* _Activity_:
Copy each line in the data that includes the word "label".

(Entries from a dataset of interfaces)
^^^^^^^^^^^^^^^^
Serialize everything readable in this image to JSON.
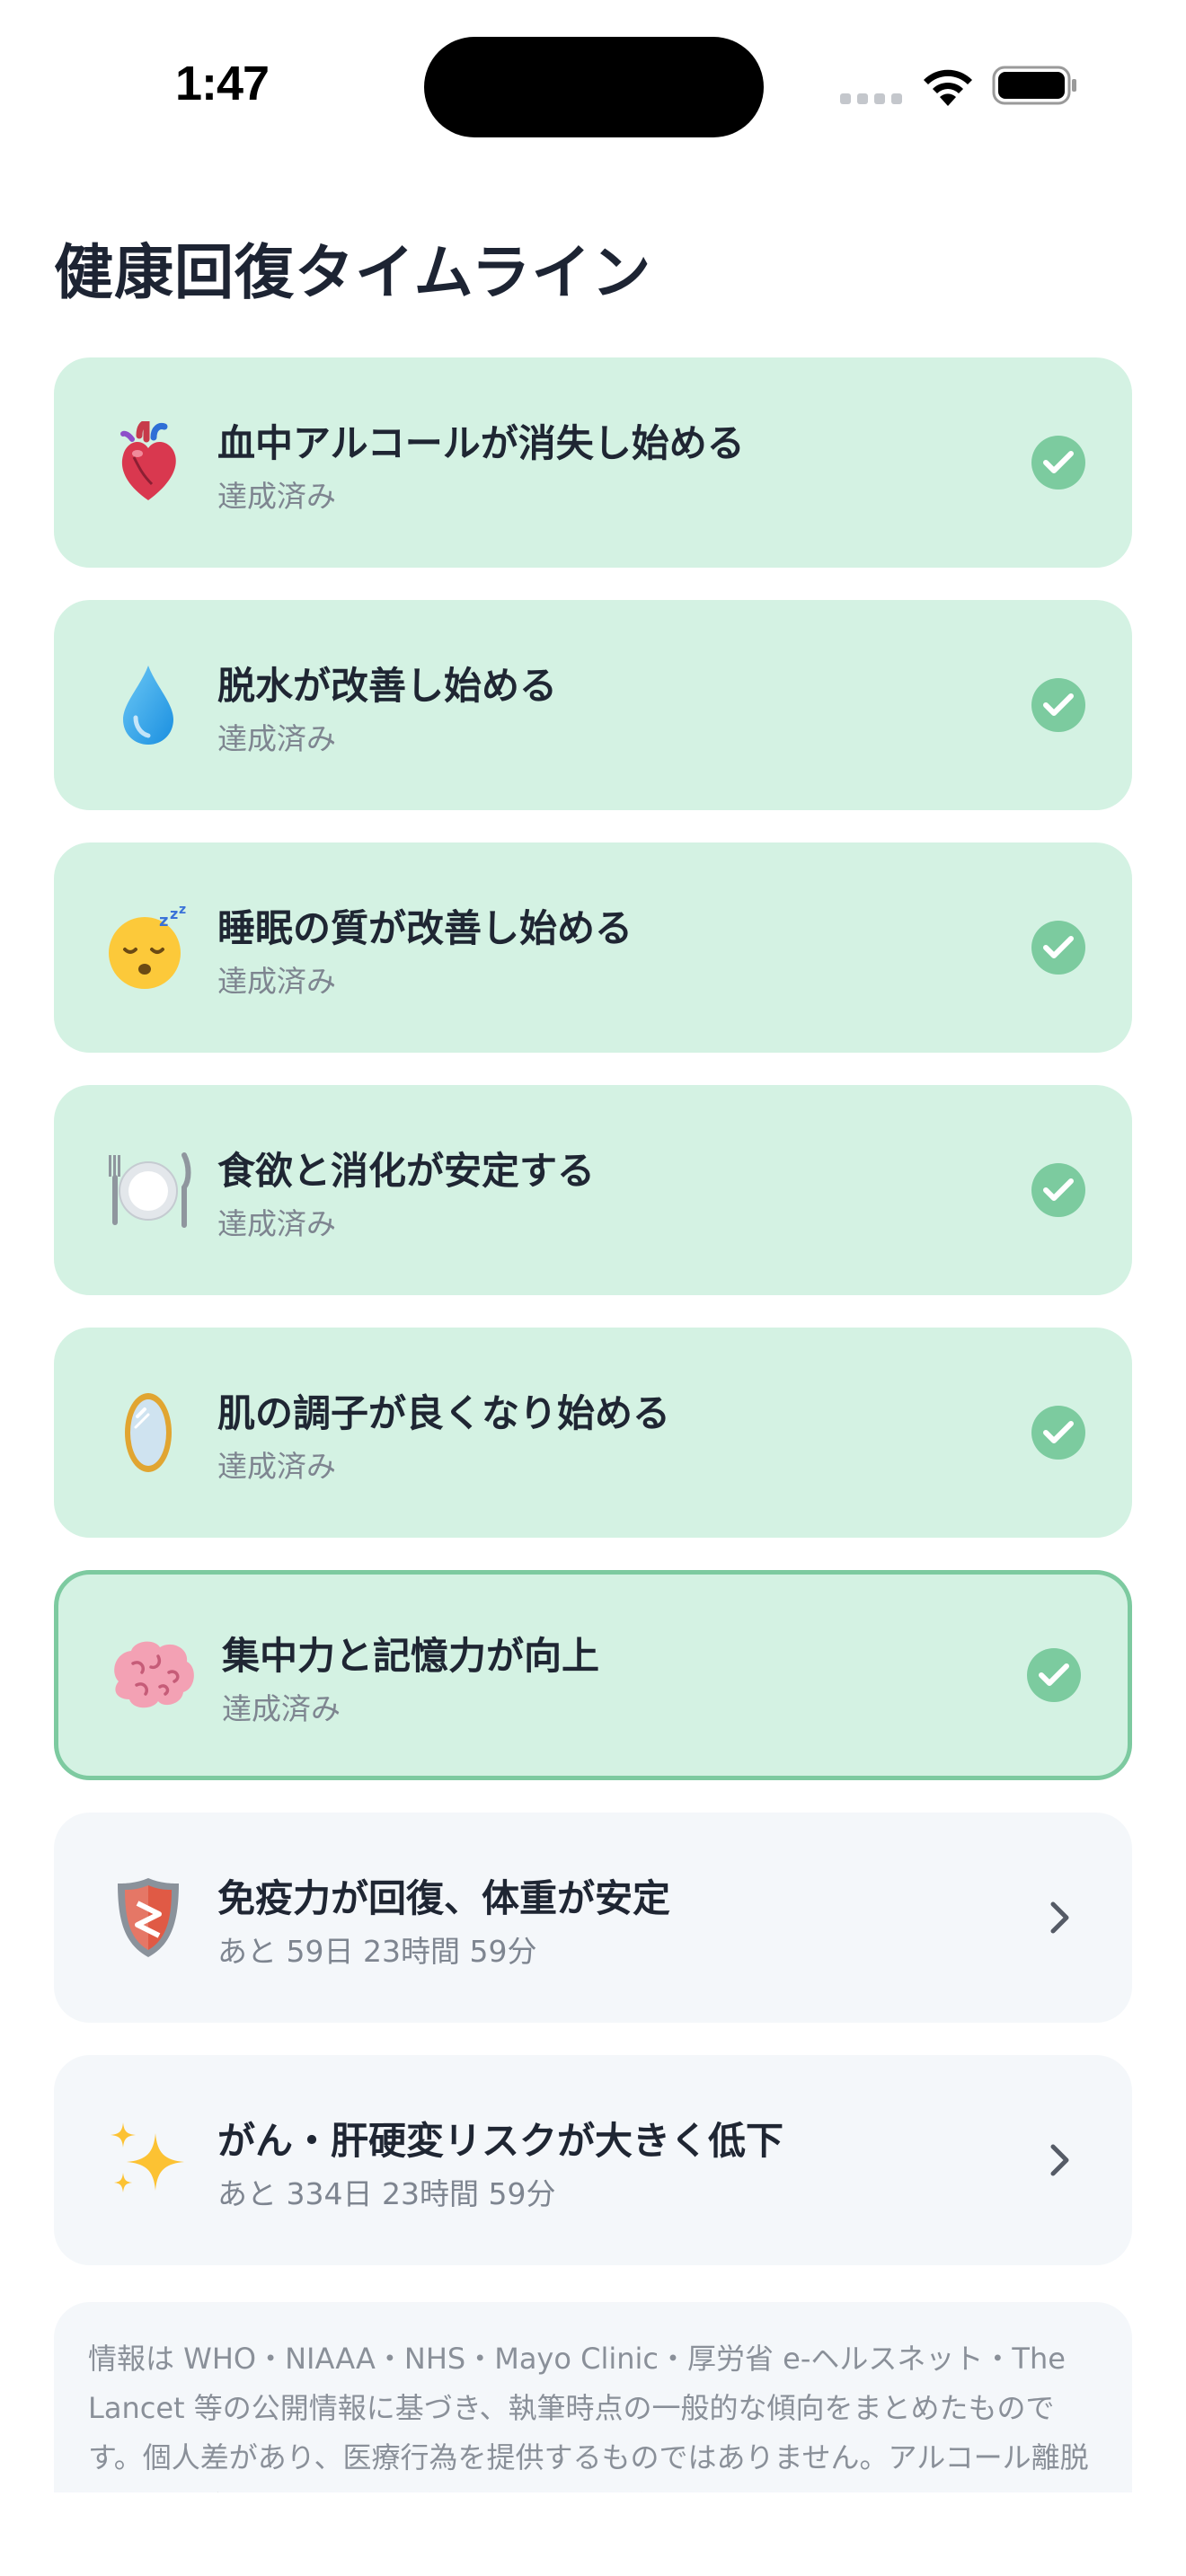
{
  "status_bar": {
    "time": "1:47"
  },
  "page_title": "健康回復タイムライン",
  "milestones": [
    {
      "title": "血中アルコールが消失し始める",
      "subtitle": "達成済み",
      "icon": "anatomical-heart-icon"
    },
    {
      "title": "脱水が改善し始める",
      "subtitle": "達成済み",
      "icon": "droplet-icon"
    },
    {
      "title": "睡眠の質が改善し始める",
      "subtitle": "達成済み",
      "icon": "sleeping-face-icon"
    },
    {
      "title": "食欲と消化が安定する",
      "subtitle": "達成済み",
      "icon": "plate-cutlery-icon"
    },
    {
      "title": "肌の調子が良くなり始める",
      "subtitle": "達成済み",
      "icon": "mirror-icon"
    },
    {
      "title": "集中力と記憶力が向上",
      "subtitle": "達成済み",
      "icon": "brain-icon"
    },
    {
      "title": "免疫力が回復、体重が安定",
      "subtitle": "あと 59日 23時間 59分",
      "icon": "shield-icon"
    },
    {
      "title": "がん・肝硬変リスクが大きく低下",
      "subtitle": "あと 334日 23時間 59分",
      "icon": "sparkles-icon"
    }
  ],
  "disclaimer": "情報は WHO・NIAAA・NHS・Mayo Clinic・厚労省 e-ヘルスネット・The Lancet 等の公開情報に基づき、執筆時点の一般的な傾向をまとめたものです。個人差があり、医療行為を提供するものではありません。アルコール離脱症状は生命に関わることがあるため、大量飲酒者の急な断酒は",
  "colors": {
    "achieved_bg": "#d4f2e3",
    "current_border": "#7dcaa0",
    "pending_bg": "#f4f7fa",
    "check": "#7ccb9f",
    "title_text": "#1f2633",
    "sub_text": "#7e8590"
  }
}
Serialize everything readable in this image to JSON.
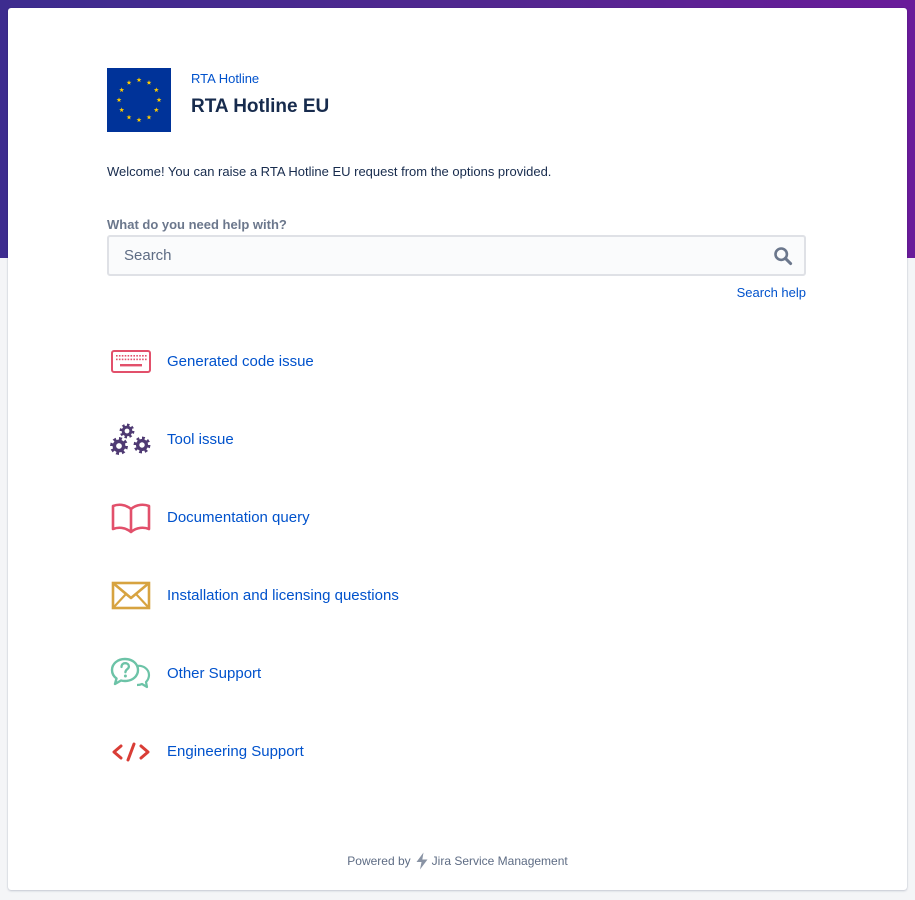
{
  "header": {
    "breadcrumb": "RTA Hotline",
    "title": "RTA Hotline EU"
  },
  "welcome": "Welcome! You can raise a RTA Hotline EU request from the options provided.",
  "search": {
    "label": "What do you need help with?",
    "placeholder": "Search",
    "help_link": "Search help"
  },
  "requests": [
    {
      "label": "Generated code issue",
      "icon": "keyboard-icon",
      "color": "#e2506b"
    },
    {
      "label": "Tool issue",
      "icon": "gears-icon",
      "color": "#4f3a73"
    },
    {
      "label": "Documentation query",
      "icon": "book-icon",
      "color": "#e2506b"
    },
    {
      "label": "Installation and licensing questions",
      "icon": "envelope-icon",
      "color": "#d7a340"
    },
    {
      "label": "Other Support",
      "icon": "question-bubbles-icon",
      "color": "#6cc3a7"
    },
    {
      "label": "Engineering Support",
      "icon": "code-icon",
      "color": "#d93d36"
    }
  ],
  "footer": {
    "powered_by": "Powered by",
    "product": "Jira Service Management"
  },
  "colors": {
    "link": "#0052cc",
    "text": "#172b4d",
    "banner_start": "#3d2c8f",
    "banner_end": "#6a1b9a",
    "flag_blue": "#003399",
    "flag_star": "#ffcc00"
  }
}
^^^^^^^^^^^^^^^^
* _Answer for this exercise_:
    "label": "What do you need help with?",
      "label": "Generated code issue",
      "label": "Tool issue",
      "label": "Documentation query",
      "label": "Installation and licensing questions",
      "label": "Other Support",
      "label": "Engineering Support",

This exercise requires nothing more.